Scan the records below for the string "http" and return every line where it appears.

Material to process below:

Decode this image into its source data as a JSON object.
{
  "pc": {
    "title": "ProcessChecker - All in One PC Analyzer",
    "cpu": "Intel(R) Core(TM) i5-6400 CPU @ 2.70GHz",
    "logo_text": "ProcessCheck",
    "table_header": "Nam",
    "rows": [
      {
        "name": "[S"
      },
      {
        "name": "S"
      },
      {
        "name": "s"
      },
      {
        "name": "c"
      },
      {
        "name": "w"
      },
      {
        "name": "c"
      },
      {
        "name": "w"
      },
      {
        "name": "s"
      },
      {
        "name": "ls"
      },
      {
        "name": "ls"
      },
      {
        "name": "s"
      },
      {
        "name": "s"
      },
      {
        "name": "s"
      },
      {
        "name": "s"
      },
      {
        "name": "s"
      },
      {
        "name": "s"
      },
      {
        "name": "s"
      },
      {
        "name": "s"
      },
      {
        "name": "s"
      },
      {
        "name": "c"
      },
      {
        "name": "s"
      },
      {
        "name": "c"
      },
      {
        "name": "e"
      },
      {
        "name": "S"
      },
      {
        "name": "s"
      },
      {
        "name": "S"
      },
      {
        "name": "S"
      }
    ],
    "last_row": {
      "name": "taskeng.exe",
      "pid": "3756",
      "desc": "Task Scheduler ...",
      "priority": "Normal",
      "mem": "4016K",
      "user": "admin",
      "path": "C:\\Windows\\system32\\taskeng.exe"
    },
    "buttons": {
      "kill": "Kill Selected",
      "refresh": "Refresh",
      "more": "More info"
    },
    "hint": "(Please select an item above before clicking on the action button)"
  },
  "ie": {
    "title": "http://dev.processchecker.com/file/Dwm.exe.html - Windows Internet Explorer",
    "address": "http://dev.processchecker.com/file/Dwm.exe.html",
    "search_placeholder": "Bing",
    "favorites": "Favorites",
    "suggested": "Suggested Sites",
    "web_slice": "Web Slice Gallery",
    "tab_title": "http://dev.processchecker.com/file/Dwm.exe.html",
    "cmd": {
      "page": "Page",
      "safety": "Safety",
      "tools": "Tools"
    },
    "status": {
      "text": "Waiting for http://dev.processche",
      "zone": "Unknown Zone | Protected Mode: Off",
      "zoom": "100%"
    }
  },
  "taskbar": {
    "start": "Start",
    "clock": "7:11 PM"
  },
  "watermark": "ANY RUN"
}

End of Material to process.

## Written response
    "title": "http://dev.processchecker.com/file/Dwm.exe.html - Windows Internet Explorer",
    "address": "http://dev.processchecker.com/file/Dwm.exe.html",
    "tab_title": "http://dev.processchecker.com/file/Dwm.exe.html",
      "text": "Waiting for http://dev.processche",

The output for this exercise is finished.